FareShare GM is based next to our recycling operation in New Smithfield Market and has faced sky-rocketing demand since the lockdown came into effect. Around 51,000 people in Greater Manchester are now accessing its food from frontline charities each week. Additionally, well over a million meals worth of food has been re-distributed in just a matter of weeks.

Here at EMERGE Recycling we’ve played our part. Our vans have been re-tasked to help with food deliveries. About a third of our warehouse space has been turned over to surplus food storage. Some staff were redeployed to provide skills such as forklift driving to move supplies as quickly as possible and maximise throughput.

We’ve also provided vital office-based support to help FareShare on-board new community food members (CFMs). FC United of Manchester, is just one of a number of new emergency food hubs that has been set up since the COVID-19 outbreak.

EMERGE Recycling Director, Gareth Jones, explained:

“During lockdown the vast majority of our regular recycling clients closed down, so we’ve been operating at about 15-20% of normal capacity. Instead of resting on our laurels, we saw this as an opportunity to turn over our logistics infrastructure to help with the food distribution effort.


FareShare GM has been able to deliver more surplus food to charities than ever before. As such, we’re really proud of our whole team and the bodies on the ground. They have helped make it happen.”

lockdown impact - food distribution


Plans for the future

Moving forward, EMERGE Recycling is looking to adapt to the new realities of life after COVID-19.

Gareth continued:

“Although more of our regular clients are beginning to open up again, we have to recognise that some parts of the business community may never be the same again. For example, the move to remote working means less commercial paper waste is being generated in offices. From April to June we collected 18 tonnes of confidential paper waste for shredding, compared to 86 tonnes this time last year.

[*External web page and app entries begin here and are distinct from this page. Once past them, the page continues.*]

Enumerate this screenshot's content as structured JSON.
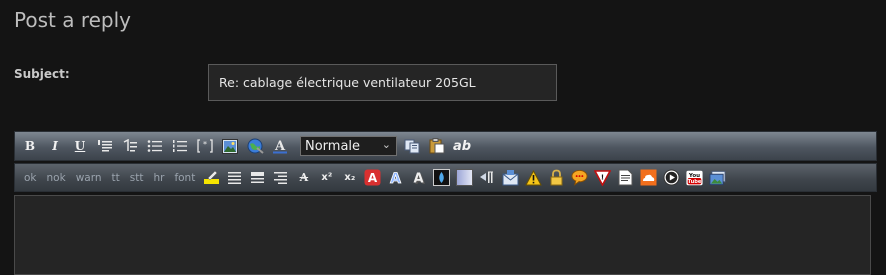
{
  "page": {
    "title": "Post a reply"
  },
  "subject": {
    "label": "Subject:",
    "value": "Re: cablage électrique ventilateur 205GL"
  },
  "toolbar1": {
    "bold": "B",
    "italic": "I",
    "underline": "U",
    "font_color_letter": "A",
    "size_select": "Normale",
    "ab_label": "ab"
  },
  "toolbar2": {
    "text_buttons": [
      "ok",
      "nok",
      "warn",
      "tt",
      "stt",
      "hr",
      "font"
    ],
    "superscript": "x²",
    "subscript": "x₂",
    "letter_a": "A"
  },
  "icons": {
    "toolbar1": [
      "quote-icon",
      "code-icon",
      "bullet-list-icon",
      "numbered-list-icon",
      "list-item-icon",
      "image-icon",
      "url-icon",
      "font-color-icon",
      "copy-icon",
      "paste-icon",
      "spellcheck-icon"
    ],
    "toolbar2": [
      "highlight-icon",
      "align-left-icon",
      "align-center-icon",
      "align-right-icon",
      "strikethrough-icon",
      "superscript-icon",
      "subscript-icon",
      "red-text-icon",
      "glow-text-icon",
      "shadow-text-icon",
      "drop-icon",
      "gradient-icon",
      "direction-icon",
      "spoiler-icon",
      "warning-icon",
      "lock-icon",
      "speech-bubble-icon",
      "flag-icon",
      "document-icon",
      "soundcloud-icon",
      "play-icon",
      "youtube-icon",
      "gallery-icon"
    ]
  },
  "colors": {
    "background": "#141414",
    "toolbar": "#5a626c",
    "editor": "#252525"
  }
}
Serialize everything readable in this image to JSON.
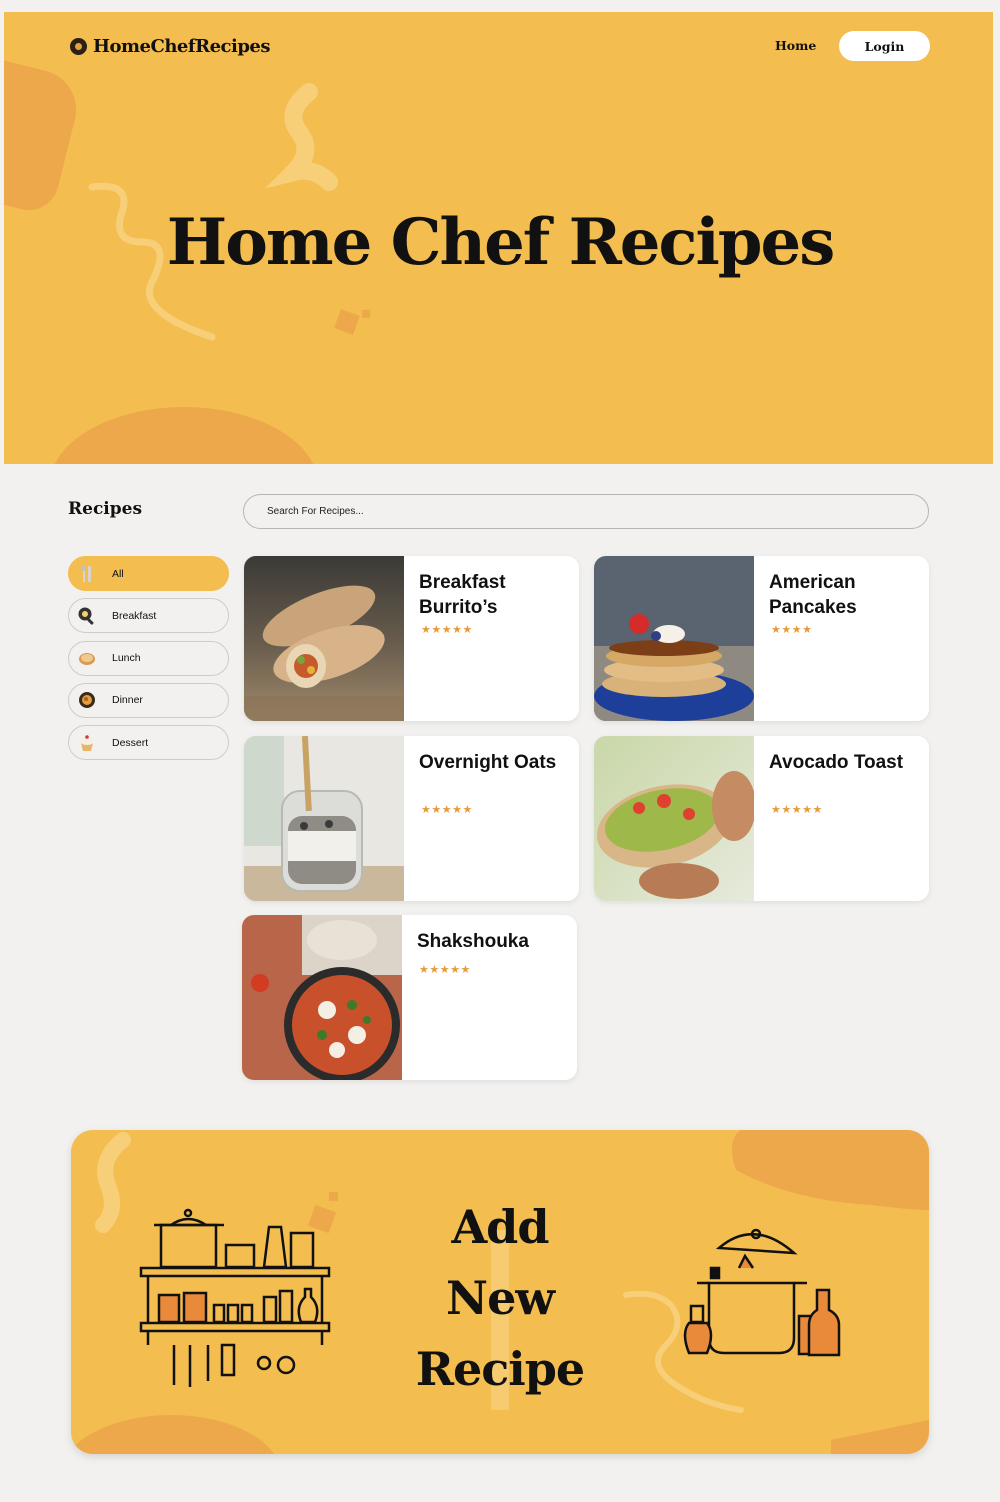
{
  "header": {
    "logo_text": "HomeChefRecipes",
    "nav_home": "Home",
    "nav_login": "Login",
    "hero_title": "Home Chef Recipes"
  },
  "recipes": {
    "section_title": "Recipes",
    "search_placeholder": "Search For Recipes...",
    "categories": [
      {
        "label": "All",
        "icon": "utensils-icon",
        "active": true
      },
      {
        "label": "Breakfast",
        "icon": "frying-pan-icon",
        "active": false
      },
      {
        "label": "Lunch",
        "icon": "bread-icon",
        "active": false
      },
      {
        "label": "Dinner",
        "icon": "dinner-plate-icon",
        "active": false
      },
      {
        "label": "Dessert",
        "icon": "cupcake-icon",
        "active": false
      }
    ],
    "cards": [
      {
        "title": "Breakfast Burrito’s",
        "rating": 5,
        "stars": "★★★★★"
      },
      {
        "title": "American Pancakes",
        "rating": 4,
        "stars": "★★★★"
      },
      {
        "title": "Overnight Oats",
        "rating": 5,
        "stars": "★★★★★"
      },
      {
        "title": "Avocado Toast",
        "rating": 5,
        "stars": "★★★★★"
      },
      {
        "title": "Shakshouka",
        "rating": 5,
        "stars": "★★★★★"
      }
    ]
  },
  "banner": {
    "title": "Add New Recipe",
    "left_icon": "kitchen-shelf-icon",
    "right_icon": "cooking-pot-icon"
  },
  "colors": {
    "accent": "#f3bd4f",
    "accent_dark": "#eca84a",
    "star": "#e89a3a",
    "background": "#f2f1ef"
  }
}
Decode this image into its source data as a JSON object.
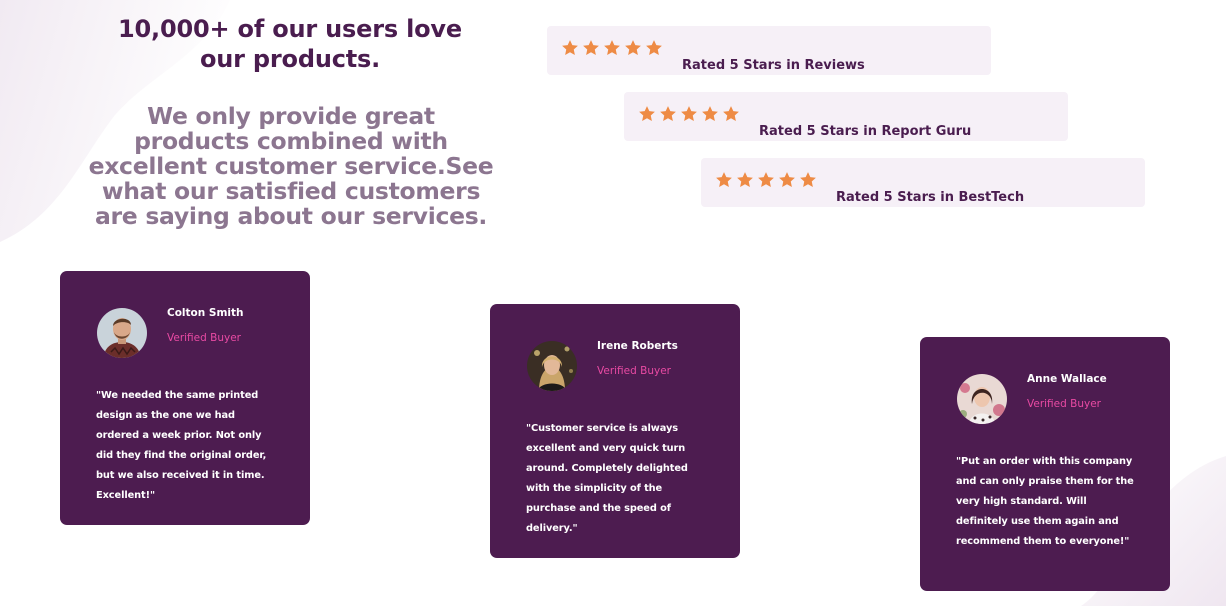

We’re still working with the same reprocessors in Greater Manchester to support local jobs during the recovery. Also, we’re looking to pivot our business towards other waste streams such as plastic and waste electrical and electronic equipment (WEEE). We’re even looking at the potential to create our own recycled products in future such as eco-packaging.”

One of our more exciting developments is our new WEEE recycling and reuse service. We’ve been awarded £60,000 from the Material Focus campaign to make it easier for everyone to reuse and recycle unwanted electricals. This includes old IT equipment, small electricals like hair dryers and other equipment from homes. We’ll be announcing more on this very soon. Watch this space.